[Task input]

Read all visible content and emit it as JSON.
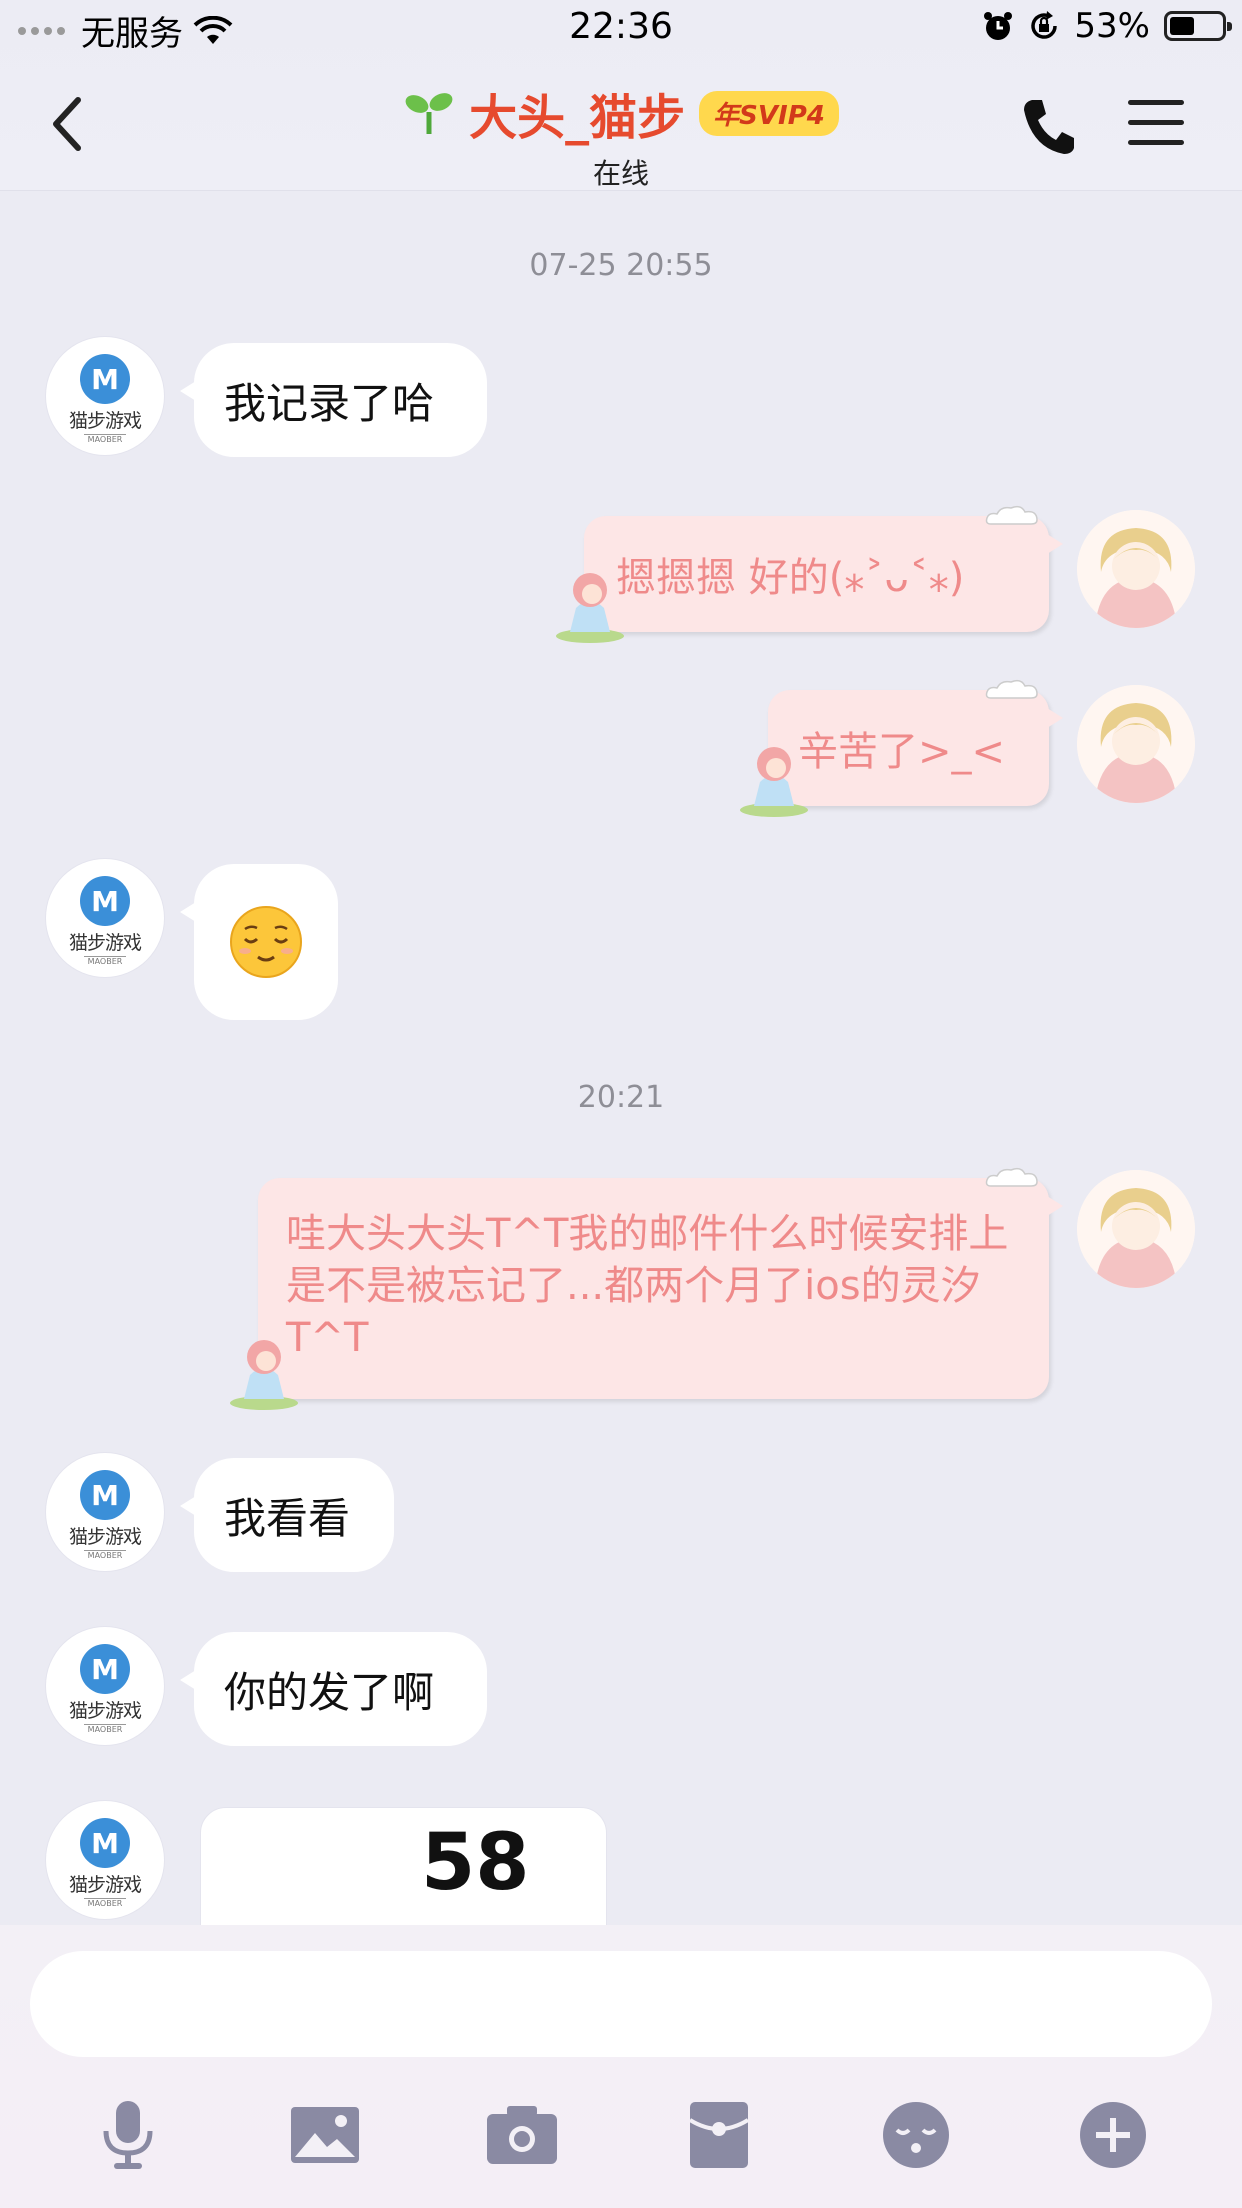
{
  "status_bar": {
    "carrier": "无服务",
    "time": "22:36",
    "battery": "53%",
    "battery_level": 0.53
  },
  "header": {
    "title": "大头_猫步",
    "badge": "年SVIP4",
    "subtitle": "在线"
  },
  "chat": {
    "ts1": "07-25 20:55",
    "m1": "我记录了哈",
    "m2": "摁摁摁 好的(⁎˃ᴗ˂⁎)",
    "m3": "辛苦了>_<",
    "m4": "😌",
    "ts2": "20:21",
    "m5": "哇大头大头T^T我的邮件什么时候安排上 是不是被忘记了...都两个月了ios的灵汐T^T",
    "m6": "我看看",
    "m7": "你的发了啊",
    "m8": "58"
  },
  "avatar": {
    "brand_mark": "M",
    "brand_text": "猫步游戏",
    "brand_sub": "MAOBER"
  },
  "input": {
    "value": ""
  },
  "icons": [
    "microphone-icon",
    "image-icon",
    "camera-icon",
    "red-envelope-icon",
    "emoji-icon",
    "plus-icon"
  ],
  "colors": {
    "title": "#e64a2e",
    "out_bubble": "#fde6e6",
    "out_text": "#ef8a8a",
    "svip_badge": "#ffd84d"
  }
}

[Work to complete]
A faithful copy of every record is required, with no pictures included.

[Problem solution]
Read all visible content and emit it as JSON.
{
  "status_bar": {
    "carrier": "无服务",
    "time": "22:36",
    "battery": "53%",
    "battery_level": 0.53
  },
  "header": {
    "title": "大头_猫步",
    "badge": "年SVIP4",
    "subtitle": "在线"
  },
  "chat": {
    "ts1": "07-25 20:55",
    "m1": "我记录了哈",
    "m2": "摁摁摁 好的(⁎˃ᴗ˂⁎)",
    "m3": "辛苦了>_<",
    "m4": "😌",
    "ts2": "20:21",
    "m5": "哇大头大头T^T我的邮件什么时候安排上 是不是被忘记了...都两个月了ios的灵汐T^T",
    "m6": "我看看",
    "m7": "你的发了啊",
    "m8": "58"
  },
  "avatar": {
    "brand_mark": "M",
    "brand_text": "猫步游戏",
    "brand_sub": "MAOBER"
  },
  "input": {
    "value": ""
  },
  "icons": [
    "microphone-icon",
    "image-icon",
    "camera-icon",
    "red-envelope-icon",
    "emoji-icon",
    "plus-icon"
  ],
  "colors": {
    "title": "#e64a2e",
    "out_bubble": "#fde6e6",
    "out_text": "#ef8a8a",
    "svip_badge": "#ffd84d"
  }
}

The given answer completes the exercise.